Kiwis who return to New Zealand but continue to work for an overseas-based employer or have businesses or investments overseas are being stung by unexpected tax bills.
More than 50,000 New Zealanders have returned home since the outbreak of Covid-19 last year and surveys predicts a further 250,000 to 500,000 could come home in the next few years.
But Spencer Smith, a director and tax expert with Baker Tilly Staples Rodway, said it was seeing an increasing number of returnees facing double taxation and confusion about how much they owe and to which government.
"Ordinarily, returning Kiwis would have spent some time planning in advance and winding up their affairs overseas, but the pressures of Covid mean many are now booking their spot without having done their homework first.
"That means major implications for people with trusts or companies based overseas, but it will also catch many regular income earners unawares at tax time."
Kiwis who are resident in New Zealand but working remotely for an overseas-based employer need to be paying tax on their income in New Zealand.
Smith said often foreign employers were not set up to pay tax in other countries and continued to deduct tax in their home country.
"The downside is the IRD won't recognise your foreign tax credit. So you have earned say $100,000 and paid tax in the UK - you get no credit here in New Zealand.
"Then you get a tax bill here and they say we don't care about the fact you have paid tax in the UK, you need to get that refunded."
Smith said one way to solve the problem was to get the employer to pay the gross amount and set the employee up to pay their own tax to the IRD.
"And that often takes our assistance because the employer is sceptical about the advice they are getting from their employee. They don't want to get into trouble with their own tax authority."
Others who were running into tax challenges were those continuing to run overseas-based businesses from New Zealand or who had overseas investments or superannuation schemes.
Kiwis who have lived outside New Zealand for more than 10 years are able to take advantage of transitional residency rules, which means they won't be taxed on overseas income from assets such as rental properties, pensions or shares for the first four years after arriving in New Zealand.

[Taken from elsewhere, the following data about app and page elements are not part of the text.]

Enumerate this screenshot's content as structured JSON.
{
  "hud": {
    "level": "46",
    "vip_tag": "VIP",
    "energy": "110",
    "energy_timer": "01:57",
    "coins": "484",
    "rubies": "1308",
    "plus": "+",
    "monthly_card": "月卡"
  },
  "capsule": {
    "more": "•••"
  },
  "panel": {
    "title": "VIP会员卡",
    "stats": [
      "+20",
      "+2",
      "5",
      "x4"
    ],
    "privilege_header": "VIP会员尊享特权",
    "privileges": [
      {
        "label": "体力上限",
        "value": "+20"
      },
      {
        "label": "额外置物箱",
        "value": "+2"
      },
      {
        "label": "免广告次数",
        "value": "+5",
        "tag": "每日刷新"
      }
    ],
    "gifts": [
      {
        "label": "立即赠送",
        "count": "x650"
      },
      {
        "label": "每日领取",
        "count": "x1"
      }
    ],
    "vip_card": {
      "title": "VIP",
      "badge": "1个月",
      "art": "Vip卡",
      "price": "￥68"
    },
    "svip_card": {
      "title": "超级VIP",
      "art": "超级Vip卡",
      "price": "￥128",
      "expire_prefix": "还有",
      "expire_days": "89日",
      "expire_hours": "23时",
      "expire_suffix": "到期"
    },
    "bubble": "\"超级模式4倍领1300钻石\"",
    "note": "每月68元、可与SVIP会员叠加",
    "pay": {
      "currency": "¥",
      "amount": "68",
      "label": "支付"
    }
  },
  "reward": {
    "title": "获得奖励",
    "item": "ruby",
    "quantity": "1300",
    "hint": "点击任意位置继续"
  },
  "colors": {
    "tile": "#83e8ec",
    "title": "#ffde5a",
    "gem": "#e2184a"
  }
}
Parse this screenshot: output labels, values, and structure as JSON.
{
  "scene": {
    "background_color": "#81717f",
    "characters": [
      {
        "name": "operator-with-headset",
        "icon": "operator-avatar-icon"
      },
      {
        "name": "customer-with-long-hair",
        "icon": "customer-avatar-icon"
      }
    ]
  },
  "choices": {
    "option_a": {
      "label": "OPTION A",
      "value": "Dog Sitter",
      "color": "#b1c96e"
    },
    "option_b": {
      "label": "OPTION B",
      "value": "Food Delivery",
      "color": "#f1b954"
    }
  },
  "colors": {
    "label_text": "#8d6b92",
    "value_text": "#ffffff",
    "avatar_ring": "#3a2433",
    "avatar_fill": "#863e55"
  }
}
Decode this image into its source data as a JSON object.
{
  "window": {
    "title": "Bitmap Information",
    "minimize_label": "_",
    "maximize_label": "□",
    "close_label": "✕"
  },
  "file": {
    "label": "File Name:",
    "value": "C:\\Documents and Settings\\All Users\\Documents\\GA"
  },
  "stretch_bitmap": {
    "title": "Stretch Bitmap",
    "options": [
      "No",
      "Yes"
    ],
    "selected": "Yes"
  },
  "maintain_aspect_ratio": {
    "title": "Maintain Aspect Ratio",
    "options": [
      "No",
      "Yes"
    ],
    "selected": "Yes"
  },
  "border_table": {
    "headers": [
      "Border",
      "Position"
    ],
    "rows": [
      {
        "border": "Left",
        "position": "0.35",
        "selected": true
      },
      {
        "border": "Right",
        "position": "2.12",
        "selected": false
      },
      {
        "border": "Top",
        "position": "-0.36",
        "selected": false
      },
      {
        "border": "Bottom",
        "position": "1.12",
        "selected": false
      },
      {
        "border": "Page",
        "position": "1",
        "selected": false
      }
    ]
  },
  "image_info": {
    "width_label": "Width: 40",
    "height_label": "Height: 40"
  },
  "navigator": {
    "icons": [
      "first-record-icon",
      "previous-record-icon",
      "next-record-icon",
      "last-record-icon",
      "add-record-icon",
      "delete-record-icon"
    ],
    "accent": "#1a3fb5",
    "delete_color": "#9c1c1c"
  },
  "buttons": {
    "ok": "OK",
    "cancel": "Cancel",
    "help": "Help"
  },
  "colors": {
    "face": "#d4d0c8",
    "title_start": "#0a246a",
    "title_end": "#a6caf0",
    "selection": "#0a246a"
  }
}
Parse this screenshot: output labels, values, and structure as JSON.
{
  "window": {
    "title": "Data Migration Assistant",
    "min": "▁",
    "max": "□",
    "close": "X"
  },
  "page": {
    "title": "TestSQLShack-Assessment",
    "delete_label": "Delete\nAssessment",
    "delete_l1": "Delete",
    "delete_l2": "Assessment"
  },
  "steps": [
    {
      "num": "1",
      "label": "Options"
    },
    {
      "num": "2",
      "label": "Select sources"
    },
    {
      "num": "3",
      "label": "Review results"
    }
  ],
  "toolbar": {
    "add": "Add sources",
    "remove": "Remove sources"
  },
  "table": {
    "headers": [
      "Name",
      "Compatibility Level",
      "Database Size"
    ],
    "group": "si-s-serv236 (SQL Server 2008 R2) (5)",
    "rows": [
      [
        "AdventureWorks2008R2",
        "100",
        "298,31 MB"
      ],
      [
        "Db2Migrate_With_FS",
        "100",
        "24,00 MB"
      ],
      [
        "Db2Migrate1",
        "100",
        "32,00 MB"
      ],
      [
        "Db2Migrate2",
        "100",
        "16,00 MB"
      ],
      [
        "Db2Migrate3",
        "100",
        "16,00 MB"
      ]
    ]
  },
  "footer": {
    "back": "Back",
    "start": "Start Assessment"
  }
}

But the rules only apply to individuals which means income from companies or trusts aren't covered. Salaries and payments for services performed in New Zealand are also not covered by these rules.
Smith said those who received a dividend from their overseas-based business would need to pay tax in New Zealand on the payout.
"If you have got a company overseas and it pays corporate tax overseas you get no credit for that in New Zealand.
"So if your company pays you a dividend, you have to pay tax in New Zealand on that, so now you are getting taxed as corporate and as a individual shareholder and often that is over 50 per cent."
He said business owners might need to consider the best structure for their assets.
Many of those returning were also retirees with overseas superannuation schemes.
"They can be particularly complex. First of all to explain to them how these rules actually work and then to deal with their foreign superannuation provider or investment provider to try and iron out where tax should be paid."
Smith said often the money was locked up and couldn't be brought back to New Zealand, but in some cases like Australian superannuation schemes they could be transferred to a New Zealand KiwiSaver provider.
"There are rules that allow for portability from Australia. But the UK don't let you move it to KiwiSaver. The rules for how you tax it are complicated - they need expert advice.
"Each country has its own rules around super and pension and then we have tax treaties with each of these countries and they treat these pensions slightly differently. There is just no one size fits all."
And finally, don't be tempted to think that overseas bank accounts, credit cards or investments are out of sight of the New Zealand tax department.
Smith said tax authorities were exchanging information around the world.
"People are not as aware as they should be that the tax authorities are working very closely and exchanging a huge amount of information.
"We have had people come in the last 12 months who have had a letter from the IRD about stuff they have neglected to mention and having to make voluntary disclosures."
Smith urged people to get tax advice as soon as they arrived in the country or if they could to get advice before they arrived.